For several generations of students at Petal High School, Ramona Hollimon – known affectionally as Ms. Ramona – has been the gatekeeper of sorts at the Petal School District’s flagship school, lending a hand to parents, students and administrators in her role as receptionist.
Now, after 23 years, the front office at the school will have a different look, as Hollimon retired effective Oct. 1 to spend more time with family, among other endeavors.
“I’m very excited about (my retirement),” Hollimon said. “Petal High School was really my place of service, and I feel like I was blessed to be able to serve there.
“But I’m just looking for a slower pace, and I want to be able to enjoy (time with) my two granddaughters. I’ll do some traveling, but it’s mostly to be with the granddaughters.”
Hollimon began her career with the Petal School District in 1998 at Petal Upper Elementary School, which was then known as W.L. Smith Elementary School. She was hired as secretary/receptionist by then-principal Ione Bond, who also helped found or grow such organizations as the Petal Area Chamber of Commerce, the United Way of Southeast Mississippi and the Petal Education Foundation.
“(Bond) really gave me an opportunity, and taught me everything about school business,” Hollimon said. “I’m just so grateful to her for giving me the opportunity to serve, and also just for training me and teaching me all the knowledge that she had.
“She was such a great leader, such a great principal. I just can’t say enough good about her.
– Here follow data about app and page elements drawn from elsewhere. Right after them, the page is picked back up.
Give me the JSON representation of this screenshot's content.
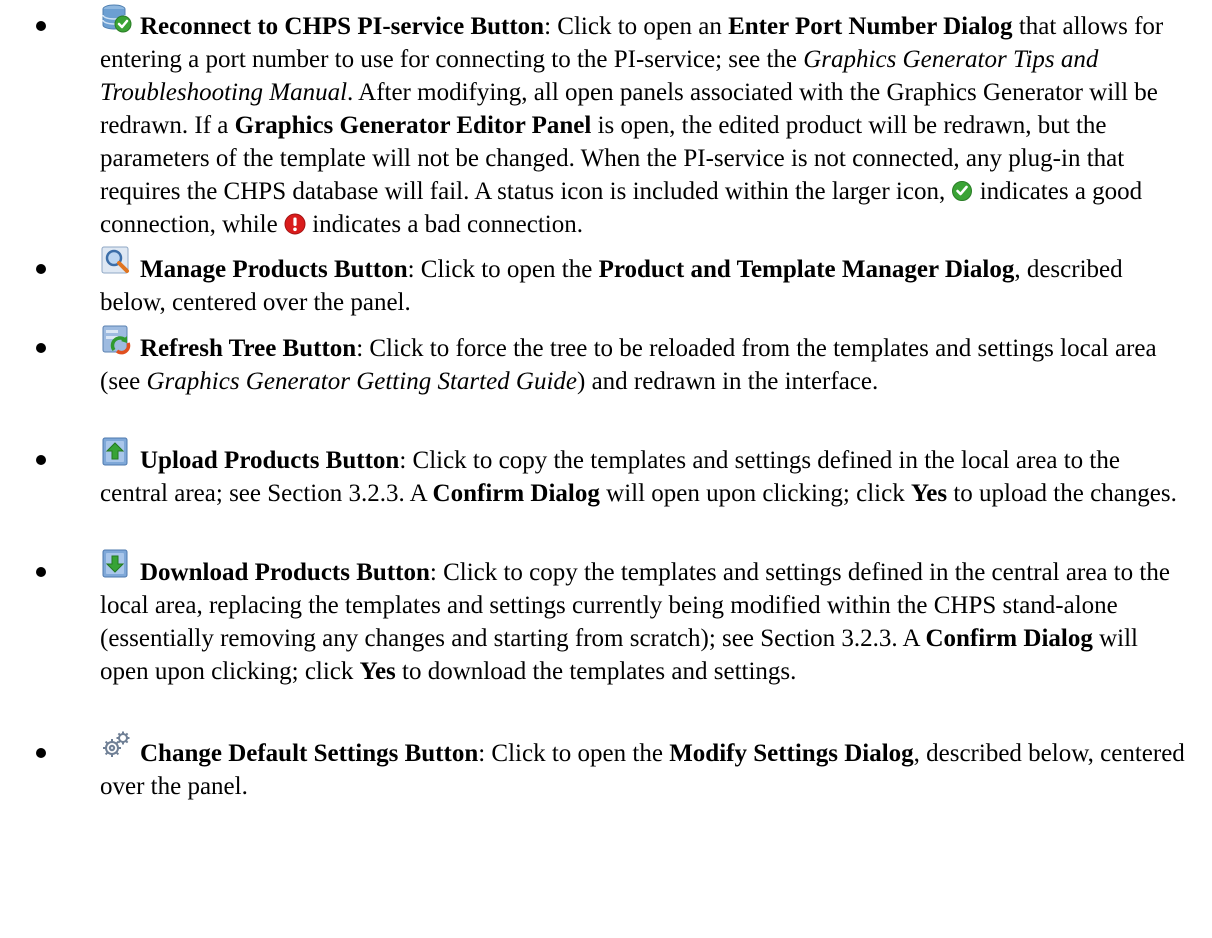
{
  "items": [
    {
      "icon": "database-check-icon",
      "title": "Reconnect to CHPS PI-service Button",
      "t1": ": Click to open an ",
      "b1": "Enter Port Number Dialog",
      "t2": " that allows for entering a port number to use for connecting to the PI-service; see the ",
      "i1": "Graphics Generator Tips and Troubleshooting Manual",
      "t3": ". After modifying, all open panels associated with the Graphics Generator will be redrawn. If a ",
      "b2": "Graphics Generator Editor Panel",
      "t4": " is open, the edited product will be redrawn, but the parameters of the template will not be changed. When the PI-service is not connected, any plug-in that requires the CHPS database will fail. A status icon is included within the larger icon, ",
      "good_icon": "green-check-icon",
      "t5": " indicates a good connection, while ",
      "bad_icon": "red-exclamation-icon",
      "t6": " indicates a bad connection."
    },
    {
      "icon": "magnifier-icon",
      "title": "Manage Products Button",
      "t1": ": Click to open the ",
      "b1": "Product and Template Manager Dialog",
      "t2": ", described below, centered over the panel."
    },
    {
      "icon": "refresh-tree-icon",
      "title": "Refresh Tree Button",
      "t1": ": Click to force the tree to be reloaded from the templates and settings local area (see ",
      "i1": "Graphics Generator Getting Started Guide",
      "t2": ") and redrawn in the interface."
    },
    {
      "icon": "upload-arrow-icon",
      "title": "Upload Products Button",
      "t1": ": Click to copy the templates and settings defined in the local area to the central area; see Section 3.2.3.  A ",
      "b1": "Confirm Dialog",
      "t2": " will open upon clicking; click ",
      "b2": "Yes",
      "t3": " to upload the changes."
    },
    {
      "icon": "download-arrow-icon",
      "title": "Download Products Button",
      "t1": ": Click to copy the templates and settings defined in the central area to the local area, replacing the templates and settings currently being modified within the CHPS stand-alone (essentially removing any changes and starting from scratch); see Section 3.2.3.  A ",
      "b1": "Confirm Dialog",
      "t2": " will open upon clicking; click ",
      "b2": "Yes",
      "t3": " to download the templates and settings."
    },
    {
      "icon": "gears-icon",
      "title": "Change Default Settings Button",
      "t1": ": Click to open the ",
      "b1": "Modify Settings Dialog",
      "t2": ", described below, centered over the panel."
    }
  ]
}
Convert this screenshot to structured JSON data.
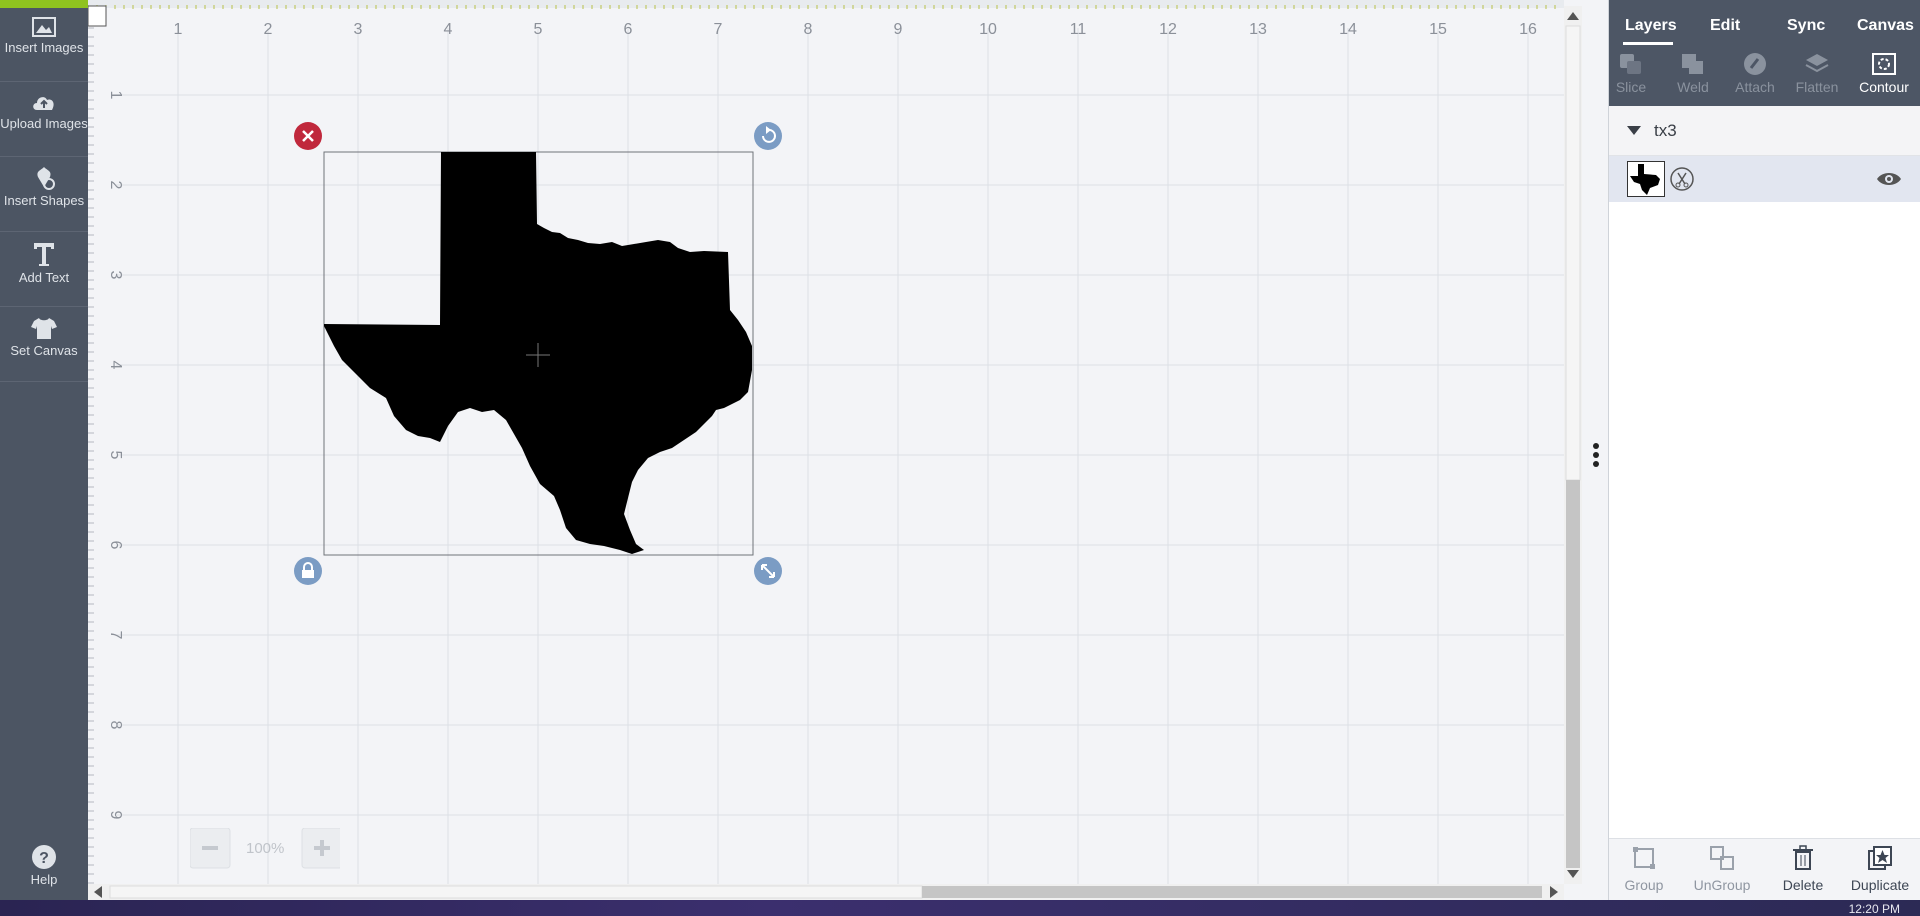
{
  "sidebar": {
    "items": [
      {
        "label": "Insert Images",
        "icon": "image-icon"
      },
      {
        "label": "Upload Images",
        "icon": "cloud-upload-icon"
      },
      {
        "label": "Insert Shapes",
        "icon": "shapes-icon"
      },
      {
        "label": "Add Text",
        "icon": "text-icon"
      },
      {
        "label": "Set Canvas",
        "icon": "tshirt-icon"
      }
    ],
    "help_label": "Help"
  },
  "ruler": {
    "top_ticks": [
      "1",
      "2",
      "3",
      "4",
      "5",
      "6",
      "7",
      "8",
      "9",
      "10",
      "11",
      "12",
      "13",
      "14",
      "15",
      "16"
    ],
    "left_ticks": [
      "1",
      "2",
      "3",
      "4",
      "5",
      "6",
      "7",
      "8",
      "9"
    ]
  },
  "zoom": {
    "value": "100%"
  },
  "panel": {
    "tabs": [
      "Layers",
      "Edit",
      "Sync",
      "Canvas"
    ],
    "active_tab": "Layers",
    "tools": [
      {
        "label": "Slice",
        "enabled": false
      },
      {
        "label": "Weld",
        "enabled": false
      },
      {
        "label": "Attach",
        "enabled": false
      },
      {
        "label": "Flatten",
        "enabled": false
      },
      {
        "label": "Contour",
        "enabled": true
      }
    ],
    "group_name": "tx3",
    "bottom_tools": [
      {
        "label": "Group",
        "enabled": false
      },
      {
        "label": "UnGroup",
        "enabled": false
      },
      {
        "label": "Delete",
        "enabled": true
      },
      {
        "label": "Duplicate",
        "enabled": true
      }
    ]
  },
  "taskbar": {
    "time": "12:20 PM"
  },
  "colors": {
    "sidebar": "#4c5563",
    "accent": "#8fc31f",
    "delete_handle": "#c0283c",
    "handle": "#7b9cc4"
  }
}
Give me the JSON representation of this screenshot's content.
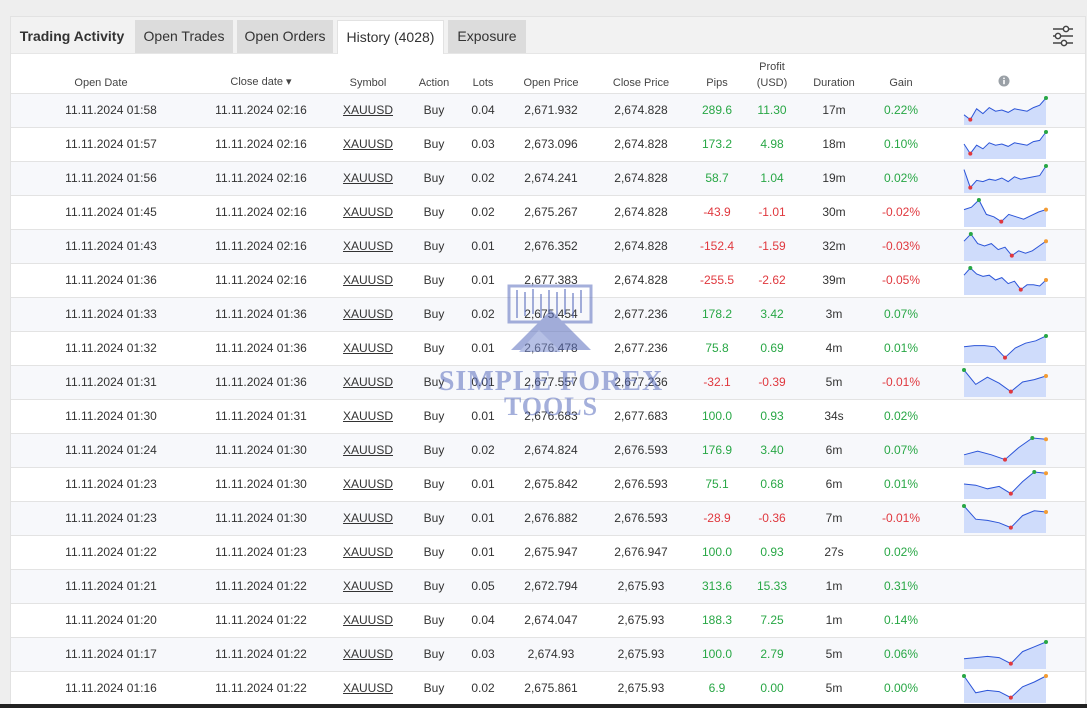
{
  "tabs": {
    "title": "Trading Activity",
    "open_trades": "Open Trades",
    "open_orders": "Open Orders",
    "history": "History (4028)",
    "exposure": "Exposure"
  },
  "headers": {
    "open_date": "Open Date",
    "close_date": "Close date ▾",
    "symbol": "Symbol",
    "action": "Action",
    "lots": "Lots",
    "open_price": "Open Price",
    "close_price": "Close Price",
    "pips": "Pips",
    "profit_line1": "Profit",
    "profit_line2": "(USD)",
    "duration": "Duration",
    "gain": "Gain",
    "info_icon": "info-icon"
  },
  "watermark": {
    "line1": "SIMPLE FOREX",
    "line2": "TOOLS"
  },
  "colors": {
    "positive": "#28a745",
    "negative": "#e0383e",
    "spark_fill": "#cfdcfb",
    "spark_line": "#2c55d8"
  },
  "rows": [
    {
      "open_date": "11.11.2024 01:58",
      "close_date": "11.11.2024 02:16",
      "symbol": "XAUUSD",
      "action": "Buy",
      "lots": "0.04",
      "open_price": "2,671.932",
      "close_price": "2,674.828",
      "pips": "289.6",
      "profit": "11.30",
      "duration": "17m",
      "gain": "0.22%",
      "sign": "pos",
      "spark": [
        0.3,
        0.1,
        0.55,
        0.35,
        0.6,
        0.45,
        0.5,
        0.4,
        0.55,
        0.5,
        0.45,
        0.6,
        0.7,
        1.0
      ]
    },
    {
      "open_date": "11.11.2024 01:57",
      "close_date": "11.11.2024 02:16",
      "symbol": "XAUUSD",
      "action": "Buy",
      "lots": "0.03",
      "open_price": "2,673.096",
      "close_price": "2,674.828",
      "pips": "173.2",
      "profit": "4.98",
      "duration": "18m",
      "gain": "0.10%",
      "sign": "pos",
      "spark": [
        0.5,
        0.1,
        0.45,
        0.3,
        0.55,
        0.45,
        0.5,
        0.4,
        0.55,
        0.5,
        0.45,
        0.6,
        0.65,
        1.0
      ]
    },
    {
      "open_date": "11.11.2024 01:56",
      "close_date": "11.11.2024 02:16",
      "symbol": "XAUUSD",
      "action": "Buy",
      "lots": "0.02",
      "open_price": "2,674.241",
      "close_price": "2,674.828",
      "pips": "58.7",
      "profit": "1.04",
      "duration": "19m",
      "gain": "0.02%",
      "sign": "pos",
      "spark": [
        0.85,
        0.1,
        0.4,
        0.35,
        0.45,
        0.4,
        0.5,
        0.35,
        0.55,
        0.45,
        0.5,
        0.55,
        0.6,
        1.0
      ]
    },
    {
      "open_date": "11.11.2024 01:45",
      "close_date": "11.11.2024 02:16",
      "symbol": "XAUUSD",
      "action": "Buy",
      "lots": "0.02",
      "open_price": "2,675.267",
      "close_price": "2,674.828",
      "pips": "-43.9",
      "profit": "-1.01",
      "duration": "30m",
      "gain": "-0.02%",
      "sign": "neg",
      "spark": [
        0.6,
        0.7,
        1.0,
        0.4,
        0.3,
        0.1,
        0.4,
        0.3,
        0.2,
        0.35,
        0.5,
        0.6
      ]
    },
    {
      "open_date": "11.11.2024 01:43",
      "close_date": "11.11.2024 02:16",
      "symbol": "XAUUSD",
      "action": "Buy",
      "lots": "0.01",
      "open_price": "2,676.352",
      "close_price": "2,674.828",
      "pips": "-152.4",
      "profit": "-1.59",
      "duration": "32m",
      "gain": "-0.03%",
      "sign": "neg",
      "spark": [
        0.7,
        1.0,
        0.6,
        0.5,
        0.6,
        0.35,
        0.45,
        0.1,
        0.3,
        0.2,
        0.3,
        0.5,
        0.7
      ]
    },
    {
      "open_date": "11.11.2024 01:36",
      "close_date": "11.11.2024 02:16",
      "symbol": "XAUUSD",
      "action": "Buy",
      "lots": "0.01",
      "open_price": "2,677.383",
      "close_price": "2,674.828",
      "pips": "-255.5",
      "profit": "-2.62",
      "duration": "39m",
      "gain": "-0.05%",
      "sign": "neg",
      "spark": [
        0.7,
        1.0,
        0.75,
        0.65,
        0.7,
        0.5,
        0.6,
        0.35,
        0.45,
        0.1,
        0.3,
        0.3,
        0.25,
        0.5
      ]
    },
    {
      "open_date": "11.11.2024 01:33",
      "close_date": "11.11.2024 01:36",
      "symbol": "XAUUSD",
      "action": "Buy",
      "lots": "0.02",
      "open_price": "2,675.454",
      "close_price": "2,677.236",
      "pips": "178.2",
      "profit": "3.42",
      "duration": "3m",
      "gain": "0.07%",
      "sign": "pos",
      "spark": null
    },
    {
      "open_date": "11.11.2024 01:32",
      "close_date": "11.11.2024 01:36",
      "symbol": "XAUUSD",
      "action": "Buy",
      "lots": "0.01",
      "open_price": "2,676.478",
      "close_price": "2,677.236",
      "pips": "75.8",
      "profit": "0.69",
      "duration": "4m",
      "gain": "0.01%",
      "sign": "pos",
      "spark": [
        0.55,
        0.6,
        0.6,
        0.55,
        0.1,
        0.5,
        0.7,
        0.8,
        1.0
      ]
    },
    {
      "open_date": "11.11.2024 01:31",
      "close_date": "11.11.2024 01:36",
      "symbol": "XAUUSD",
      "action": "Buy",
      "lots": "0.01",
      "open_price": "2,677.557",
      "close_price": "2,677.236",
      "pips": "-32.1",
      "profit": "-0.39",
      "duration": "5m",
      "gain": "-0.01%",
      "sign": "neg",
      "spark": [
        1.0,
        0.4,
        0.7,
        0.45,
        0.1,
        0.5,
        0.6,
        0.75
      ]
    },
    {
      "open_date": "11.11.2024 01:30",
      "close_date": "11.11.2024 01:31",
      "symbol": "XAUUSD",
      "action": "Buy",
      "lots": "0.01",
      "open_price": "2,676.683",
      "close_price": "2,677.683",
      "pips": "100.0",
      "profit": "0.93",
      "duration": "34s",
      "gain": "0.02%",
      "sign": "pos",
      "spark": null
    },
    {
      "open_date": "11.11.2024 01:24",
      "close_date": "11.11.2024 01:30",
      "symbol": "XAUUSD",
      "action": "Buy",
      "lots": "0.02",
      "open_price": "2,674.824",
      "close_price": "2,676.593",
      "pips": "176.9",
      "profit": "3.40",
      "duration": "6m",
      "gain": "0.07%",
      "sign": "pos",
      "spark": [
        0.3,
        0.45,
        0.3,
        0.1,
        0.6,
        1.0,
        0.95
      ]
    },
    {
      "open_date": "11.11.2024 01:23",
      "close_date": "11.11.2024 01:30",
      "symbol": "XAUUSD",
      "action": "Buy",
      "lots": "0.01",
      "open_price": "2,675.842",
      "close_price": "2,676.593",
      "pips": "75.1",
      "profit": "0.68",
      "duration": "6m",
      "gain": "0.01%",
      "sign": "pos",
      "spark": [
        0.5,
        0.45,
        0.3,
        0.4,
        0.1,
        0.6,
        1.0,
        0.95
      ]
    },
    {
      "open_date": "11.11.2024 01:23",
      "close_date": "11.11.2024 01:30",
      "symbol": "XAUUSD",
      "action": "Buy",
      "lots": "0.01",
      "open_price": "2,676.882",
      "close_price": "2,676.593",
      "pips": "-28.9",
      "profit": "-0.36",
      "duration": "7m",
      "gain": "-0.01%",
      "sign": "neg",
      "spark": [
        1.0,
        0.45,
        0.4,
        0.3,
        0.1,
        0.6,
        0.8,
        0.75
      ]
    },
    {
      "open_date": "11.11.2024 01:22",
      "close_date": "11.11.2024 01:23",
      "symbol": "XAUUSD",
      "action": "Buy",
      "lots": "0.01",
      "open_price": "2,675.947",
      "close_price": "2,676.947",
      "pips": "100.0",
      "profit": "0.93",
      "duration": "27s",
      "gain": "0.02%",
      "sign": "pos",
      "spark": null
    },
    {
      "open_date": "11.11.2024 01:21",
      "close_date": "11.11.2024 01:22",
      "symbol": "XAUUSD",
      "action": "Buy",
      "lots": "0.05",
      "open_price": "2,672.794",
      "close_price": "2,675.93",
      "pips": "313.6",
      "profit": "15.33",
      "duration": "1m",
      "gain": "0.31%",
      "sign": "pos",
      "spark": null
    },
    {
      "open_date": "11.11.2024 01:20",
      "close_date": "11.11.2024 01:22",
      "symbol": "XAUUSD",
      "action": "Buy",
      "lots": "0.04",
      "open_price": "2,674.047",
      "close_price": "2,675.93",
      "pips": "188.3",
      "profit": "7.25",
      "duration": "1m",
      "gain": "0.14%",
      "sign": "pos",
      "spark": null
    },
    {
      "open_date": "11.11.2024 01:17",
      "close_date": "11.11.2024 01:22",
      "symbol": "XAUUSD",
      "action": "Buy",
      "lots": "0.03",
      "open_price": "2,674.93",
      "close_price": "2,675.93",
      "pips": "100.0",
      "profit": "2.79",
      "duration": "5m",
      "gain": "0.06%",
      "sign": "pos",
      "spark": [
        0.3,
        0.35,
        0.4,
        0.35,
        0.1,
        0.6,
        0.8,
        1.0
      ]
    },
    {
      "open_date": "11.11.2024 01:16",
      "close_date": "11.11.2024 01:22",
      "symbol": "XAUUSD",
      "action": "Buy",
      "lots": "0.02",
      "open_price": "2,675.861",
      "close_price": "2,675.93",
      "pips": "6.9",
      "profit": "0.00",
      "duration": "5m",
      "gain": "0.00%",
      "sign": "pos",
      "spark": [
        1.0,
        0.3,
        0.4,
        0.35,
        0.1,
        0.55,
        0.75,
        1.0
      ]
    }
  ]
}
Mrs. Margaret Tynes (who currently serves as director of federal programs) was the counselor there, and she was also very crucial in teaching me about education and how to be a supportive staff member in education.”
Hollimon stayed at W.L. Smith until 2002, when she had the opportunity to transfer to Petal High School to become the new receptionist there.
“Just that age level (at the high school) – I love being able to serve the teenagers, and be on a mission there to help them,” Hollimon said. “I love to help the parents of that age, because it can be a very hard time with them, when they come in the ninth grade.
“They’re young and trying to learn, and then when they leave in the 12th grade, they’re going into the world as adults and they have those decisions to make. So they change so much from ninth to 12th grade, but I enjoy that age. If you’re not in education, you can have lots of questions and you just need a little help.”
Hollimon believes her passion for that age group was gifted to her by God, as well as the ability to multi-task at a high level. Those skills were certainly needed in her case, as a typical day could see Hollimon helping students with questions about the day, guiding visitors, answering the phones, assisting teachers with issues and supporting the administrators at the school.
“I can help a teacher on the phone, help a parent who comes in the door, help a student, help the administrators and the teachers,” Hollimon said. “God just gifted me with a unique ability to be able to kind of handle all those things at one time.
“There’s a lot going on, and you have to multi-task on all kinds of things. Also, Rosie Kinard was at Petal High School for 35 years – she was the principal’s secretary when I was in high school and when I came in 2002 – and she took me in and taught me everything about education too.”
One of the students Hollimon made an impression on is Cayla Camp Burns, who worked as an office assistant under Hollimon before graduating in 2006.
“One thing I always noticed was her friendliness toward everyone who walked in those doors and into that school,” Burns said. “Also, she had superb organizational skills, which were in the form of a very detailed note-taking process on her desk calendar.
“She was always on top of everything. As a student, for me, her personality and sense of humor made the job enjoyable.”
Matt Dillon, superintendent of the Petal School District, said Hollimon’s retirement is bittersweet for members of the district.
“She’s just been a mainstay at Petal High School – one of the first faces that greets you,” he said. “She’s been very instrumental in our success at the high school, in how she has helped countless students, countless staff members, countless leader in her role over many years.
“She is very much going to be missed in our district, and we wish her nothing but the best as she gets to spend more time with her family.”